Disney patented the technology in 1968. They called it the Omnimover although others named it the Endless Transit System, which is certainly an on-the-nose description. Imagineers had finalized the concept during the 1964 New York World’s Fair. Its origins trace back to Disneyland’s opening day, though.
One of Walt Disney’s grand ambitions for Peter Pan’s Flight was to recreate the sensation of flying. As mentioned, guests needed to believe that they were Peter Pan soaring through London and Neverland. Imagineers built a ride system that would use the same sort of track that was popular in amusement parks at the time. The difference is that theirs would soar through the sky.
To accomplish this goal, Disney had to do something different. They had to put their ride track on the ceiling! The unique design proved liberating in an unexpected way. With none of the standard hazards of a ground track, Peter Pan’s Flight could deliver steadier throughput than normal. The carts on the track never need to stop, the underlying theory of the Omnimover.
The Best Line Queue
One of the dirty secrets of Peter Pan’s Flight is that the lines are consistently huge. At Disneyland and Walt Disney World, the wait here is prolonged, especially for such a short ride. It’s a tribute to the longevity and sustained excellence of the attraction that guests still wait an hour to fly through Neverland.
The delay is beyond Disney’s control. The throughput that they built into the system was ambitious for 1955. What Uncle Walt couldn’t have anticipated was that Disneyland would become a place where almost 18 million people visit each year. During its first year, 3.64 million entered the park, and that seemed like a huge success.
Accepting that this situation is unlikely to change, Disney’s chosen to make the best of it. They built what they describe as “interactive murals.” When you enter the line for Peter Pan’s Flight at Magic Kingdom, you enter the home of the Darlings. Specifically, you’re in the children’s bedroom.
In this room, you’ll discover some of the greatest recent feats of Imagineering. The details are impeccable, even by Disney’s lofty standards. You’ll even see Nana’s doghouse in one corner! The truly spectacular touches are on the walls. Fairy lights sprinkle their way up and down the side panels. You can almost see Tinkerbell at times as she playfully decorates the room with her special magic.
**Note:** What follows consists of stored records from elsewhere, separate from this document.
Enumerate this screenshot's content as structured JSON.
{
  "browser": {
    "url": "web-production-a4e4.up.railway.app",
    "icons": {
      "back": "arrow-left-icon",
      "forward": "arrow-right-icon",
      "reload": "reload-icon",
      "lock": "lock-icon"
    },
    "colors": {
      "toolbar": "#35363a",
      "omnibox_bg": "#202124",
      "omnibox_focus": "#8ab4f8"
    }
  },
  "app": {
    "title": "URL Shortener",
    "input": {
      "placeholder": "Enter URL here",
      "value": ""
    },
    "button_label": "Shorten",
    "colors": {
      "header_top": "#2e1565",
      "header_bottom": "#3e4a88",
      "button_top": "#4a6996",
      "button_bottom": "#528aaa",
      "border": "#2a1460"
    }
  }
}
Finally, you reach an interactive display that looks like a wall with shadows. One of those shadows is Peter Pan himself, and he’ll playfully dance and laugh with you. What you do directly influences the behavior you see on this interactive display. If you stand there long enough, you may even get a shadow hat for your trouble. Touches like this are visible throughout the room, turning an agitating wait until a delightful way to spend an hour.
Check out the line queue in this video. It exemplifies the way that Peter Pan’s Flight has come full circle over its 63 years in existence. It was once the most novel ride design in the world. Today, it possesses arguably the most novel line queue. Imagineers first triumphed with this attraction in 1955, and they continue to do so today.
Thanks for visiting MickeyBlog.com! For a FREE quote on your next Disney vacation, please fill out the form below!